As spring approaches and schools are nearing the point of releasing another generation of graduates, there will be many young people trying to sort out what to do next. Some already have goals and know the path they want to follow, but for far too many, the uncertainties appear so overwhelming that they will opt to sit in their parents’ basement rather than embrace the next adventure.

They will conclude that there is no opportunity for them even though opportunities abound like never before in our history. And, even more alarming is the failure that so many are accepting without even graduating. Whatever are you thinking?

Much of my life the economic news has always included well-founded concerns about a lack of jobs and low wages. My generation faced a labor market in which the number of potential employees far outnumbered the number of available jobs.

Most of the time people looked at these issues as social issues and not economic / market issues, which of course they are, as a flip-flop in the job market is now totally demonstrating. While limited jobs, or incomes, too low to sustain one’s self, can impact social issues, the solutions lie in the economic world. And, programs like a mandated minimum wage are proving to be as ineffective as they have always been, since the mandated minimum wages now tend to be far below what most employers are begging workers to accept, proving that wages are impacted by the law of supply and demand just as any other commodity. When the supply of workers is low, the price the market is willing to pay for it, increases.

Right now, wages and benefits are rising as employers scramble to get and keep employees, and no one elicits much sympathy any more if they claim they can’t find a job. No one believes that. So it’s time to abandon excuses and figure out how to jump on a train that is leaving the station.

The fact is while employers are facing a big challenge, the prospects have never been better for young people entering the labor market; for people who have had problems getting a foothold in the producing world; and for those on the lower most rungs of the economic ladder. There is no more room to shift responsibility for failure, because everyone out there is rooting for every potential worker to get a job.

Although it is commonly being said that the biggest problem faced by employers is finding skilled, trained and experienced workers, those are all problems that they can address – what all of them really want are employees who are eager to learn, dedicated to improving themselves, have a good attitude and most importantly are dependable and honest. If you can fill that later part of a job description you can write your ticket. Those are the people of the greatest value in the market place and employers will bend over backwards to keep them – in fact, that has largely always been true.

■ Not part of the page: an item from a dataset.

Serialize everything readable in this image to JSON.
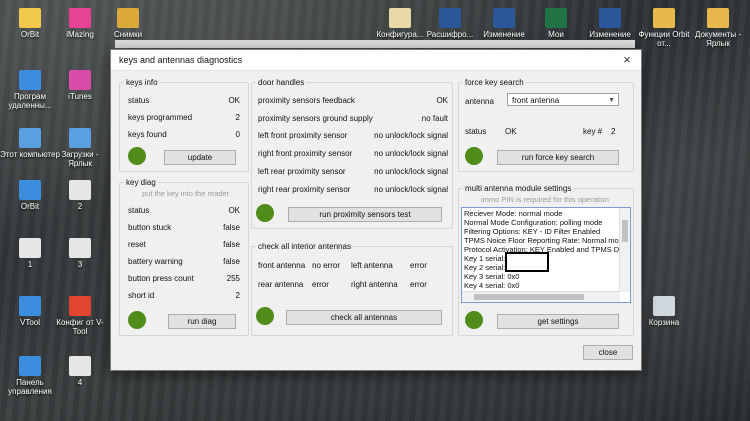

No matter what kind of work you think you want to go into and even if you think you can’t afford the schooling or training to get the job, or if you are thinking you have no shot at a certain kind of job because you lack the training or experience, just go try and prepare to be surprised at the opportunities that are likely to materialize. While there are an increasing number of programs aimed at helping students get training and education, employers themselves are making amazing offers to pay for the training or providing on the job training. Most employers are going above and beyond to encourage potential new workers.

If one situation doesn’t work out, the very fact that you are involved in the work place, learning about the dynamics of your field and encountering other people will present opportunities you would never otherwise have known about. Having that first job will unveil to you other potential steps up the ladder. That will be true even if you aren’t directly involved in the field you want to be – opportunities don’t come pounding at your door, as rule, they manifest themselves as you are moving around in the work-a-day world. Opportunities abound but you have to be there to see them.

So get out there – no matter where “there” turns out to be… the way will become clear after that, as long as you are keeping your eyes open.